‘Super blue blood moon’ crosses the sky

Sky gazers across the world were treated Wednesday to a rare celestial convergence dubbed a “super blue blood moon.”

The cosmic event — a combination of lunar eclipse, blood moon and super moon — will be visible in the western hemisphere for the first time in 152 years.

People in Australia, Asia and parts of Russia were treated to the lunar triple whammy during moonrise on January 31, while sky watchers across North America should look up from 5:51 a.m. ET on Wednesday morning.

NASA predicted the best spots to watch the entire celestial show were California and western Canada.

The super blue blood moon will not be visible in western Europe or most of Africa and South America.


What is a ‘Super blue blood moon?’

A “supermoon” occurs when a full moon falls at the same time as its perigee, which is the closest point of the moon’s orbit with the Earth.

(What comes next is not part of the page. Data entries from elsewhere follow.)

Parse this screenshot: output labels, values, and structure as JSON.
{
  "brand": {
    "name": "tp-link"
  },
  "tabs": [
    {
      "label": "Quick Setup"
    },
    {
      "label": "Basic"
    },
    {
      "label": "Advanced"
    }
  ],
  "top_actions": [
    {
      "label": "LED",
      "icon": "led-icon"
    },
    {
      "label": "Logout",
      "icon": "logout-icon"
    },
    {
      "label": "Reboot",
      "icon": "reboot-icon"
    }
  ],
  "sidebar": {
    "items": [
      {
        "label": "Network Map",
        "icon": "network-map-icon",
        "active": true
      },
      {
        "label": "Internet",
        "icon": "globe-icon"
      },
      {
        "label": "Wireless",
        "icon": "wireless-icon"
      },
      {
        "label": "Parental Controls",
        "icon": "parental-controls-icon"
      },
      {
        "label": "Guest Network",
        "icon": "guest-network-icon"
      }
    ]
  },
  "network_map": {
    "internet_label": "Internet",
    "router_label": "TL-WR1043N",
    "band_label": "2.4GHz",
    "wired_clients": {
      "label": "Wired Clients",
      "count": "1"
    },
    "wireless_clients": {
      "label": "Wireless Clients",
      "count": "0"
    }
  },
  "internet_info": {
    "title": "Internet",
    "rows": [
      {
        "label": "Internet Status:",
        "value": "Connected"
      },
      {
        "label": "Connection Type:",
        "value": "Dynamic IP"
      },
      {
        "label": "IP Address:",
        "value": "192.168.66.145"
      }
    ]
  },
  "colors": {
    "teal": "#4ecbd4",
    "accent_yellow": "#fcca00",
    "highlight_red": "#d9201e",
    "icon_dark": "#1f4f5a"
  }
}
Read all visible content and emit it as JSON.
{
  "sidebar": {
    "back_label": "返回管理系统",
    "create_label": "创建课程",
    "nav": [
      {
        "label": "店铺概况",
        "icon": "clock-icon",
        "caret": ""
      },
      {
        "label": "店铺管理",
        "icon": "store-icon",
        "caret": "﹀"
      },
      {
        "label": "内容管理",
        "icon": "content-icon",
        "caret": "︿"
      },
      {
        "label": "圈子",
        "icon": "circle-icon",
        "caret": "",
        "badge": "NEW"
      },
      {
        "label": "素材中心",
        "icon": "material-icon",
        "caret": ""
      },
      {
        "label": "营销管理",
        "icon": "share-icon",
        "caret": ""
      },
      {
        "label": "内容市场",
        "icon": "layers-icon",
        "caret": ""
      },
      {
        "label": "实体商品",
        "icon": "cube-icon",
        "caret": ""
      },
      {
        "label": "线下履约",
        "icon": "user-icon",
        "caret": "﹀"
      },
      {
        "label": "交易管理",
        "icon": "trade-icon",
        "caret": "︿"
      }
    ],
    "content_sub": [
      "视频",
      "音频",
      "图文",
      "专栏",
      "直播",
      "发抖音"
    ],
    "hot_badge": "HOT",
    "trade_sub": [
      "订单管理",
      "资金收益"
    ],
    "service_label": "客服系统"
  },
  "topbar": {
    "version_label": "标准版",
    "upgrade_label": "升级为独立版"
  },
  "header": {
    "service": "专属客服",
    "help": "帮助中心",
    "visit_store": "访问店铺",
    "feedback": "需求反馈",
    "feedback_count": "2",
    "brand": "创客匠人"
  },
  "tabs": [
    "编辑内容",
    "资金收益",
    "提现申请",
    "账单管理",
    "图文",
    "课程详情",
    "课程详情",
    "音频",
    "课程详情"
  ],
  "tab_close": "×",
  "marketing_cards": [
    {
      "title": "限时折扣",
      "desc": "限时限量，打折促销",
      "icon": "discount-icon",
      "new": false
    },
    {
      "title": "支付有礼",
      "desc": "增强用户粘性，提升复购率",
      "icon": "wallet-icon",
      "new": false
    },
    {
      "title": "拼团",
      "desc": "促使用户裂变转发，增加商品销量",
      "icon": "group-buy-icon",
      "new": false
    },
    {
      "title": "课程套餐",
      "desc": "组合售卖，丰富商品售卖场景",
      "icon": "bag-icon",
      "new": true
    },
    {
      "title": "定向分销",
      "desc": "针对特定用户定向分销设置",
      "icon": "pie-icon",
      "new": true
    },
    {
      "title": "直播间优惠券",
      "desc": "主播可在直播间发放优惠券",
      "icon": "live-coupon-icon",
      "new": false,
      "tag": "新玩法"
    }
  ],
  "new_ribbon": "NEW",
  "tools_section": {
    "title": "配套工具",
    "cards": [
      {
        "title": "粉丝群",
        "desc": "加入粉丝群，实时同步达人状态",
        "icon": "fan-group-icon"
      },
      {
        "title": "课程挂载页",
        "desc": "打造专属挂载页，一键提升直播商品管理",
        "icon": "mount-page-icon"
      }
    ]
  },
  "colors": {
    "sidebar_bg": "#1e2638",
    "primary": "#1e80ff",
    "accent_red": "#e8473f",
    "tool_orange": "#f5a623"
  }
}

This makes the moon larger and brighter by 14%, according to NASA. The first supermoon of 2018 took place on New Year’s Day and was previously described by NASA as the “biggest and brightest” one expected for the entire year.

As the popular idiom suggests, blue moons are rare and refer to when there is a second full moon in one calendar month.

To complete the “lunar trifecta,” the blood element is not a sign that the end is nigh, but occurs during a lunar eclipse when faint red sunbeams peek out around the edges of the Earth, giving it a reddish copper color.

Virtual Telescope will be streaming the event live for anyone unable to view the eclipse up close.

There are usually a couple of lunar eclipses each year so if you do miss it this time around, the next one will happen on July 27 — though it won’t be visible in North America. It’ll be a long wait for skywatchers in the US as Johnston predicts the next visible lunar eclipse will be on January 21, 2019.